LONDON Sony is exploring the development of a potential game-oriented touchscreen device that may also be a communicator, according to a couple of just filed U.S. patent applications.
One application shows a handheld touch device that would allow both direct and gesture-based input and which would also provide force feedback across the entire display through a system known as "tactile pixels" a grid of small bumps would lift to reach the screen and help simulate physical button presses or other effects based on touch input.
The device's functions are not explicitly noted, but the patent suggests that individual tactile pixels could serve as an alternative control mechanism to the main touchscreen.
The patent applications state that potential uses for the invention could include everything from a game device to phones, portable media players and email gadgets.

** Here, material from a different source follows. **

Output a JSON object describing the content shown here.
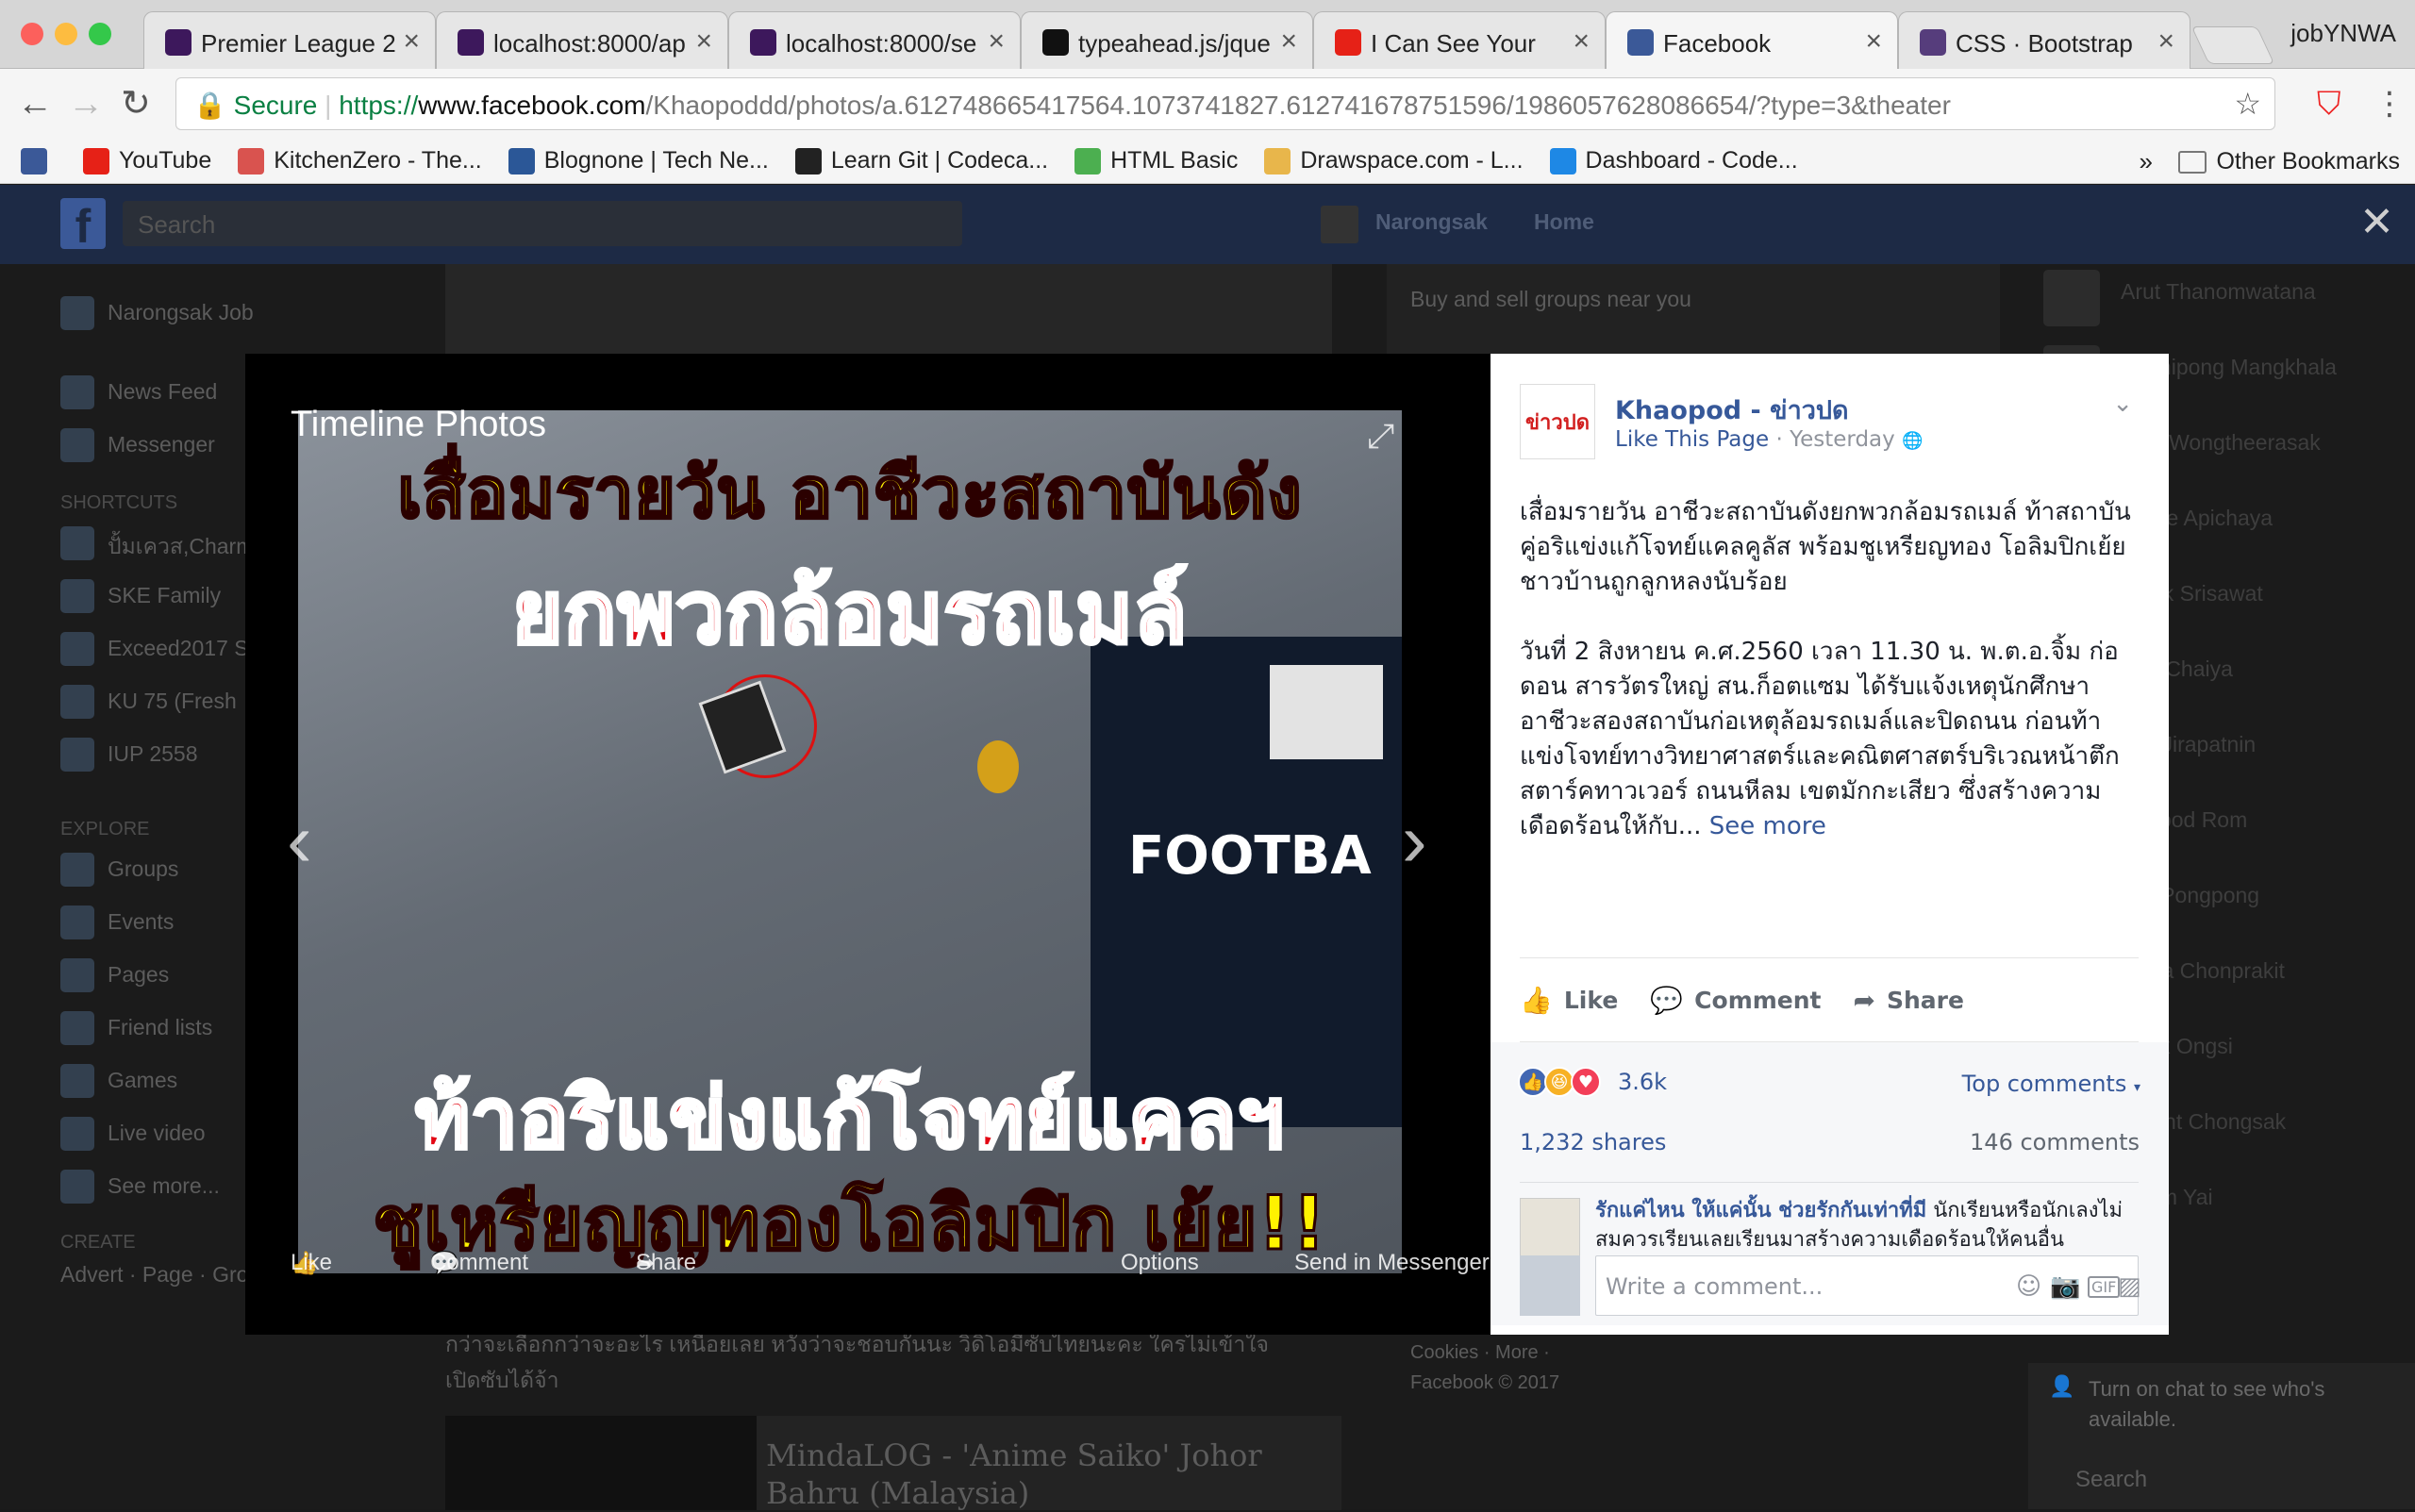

One bears the name of Phil Harrison, who, until late February, was the president of Sony Computer Entertainment and played a key role in the development and growth of the PlayStation business.
One of the patent applications notes that while "existing touch screens are configured to receive a mechanical input and provide a visible output," they "are not configured to provide both a visible and a mechanical output."
It then describes a device that provides a touch-feedback sensation upon contact with a touch screen.
The device described is not limited to a single screen, and may be used for a variety of applications, including "a gaming device, a phone, a portable media player, an email device, web browser device, or navigation device."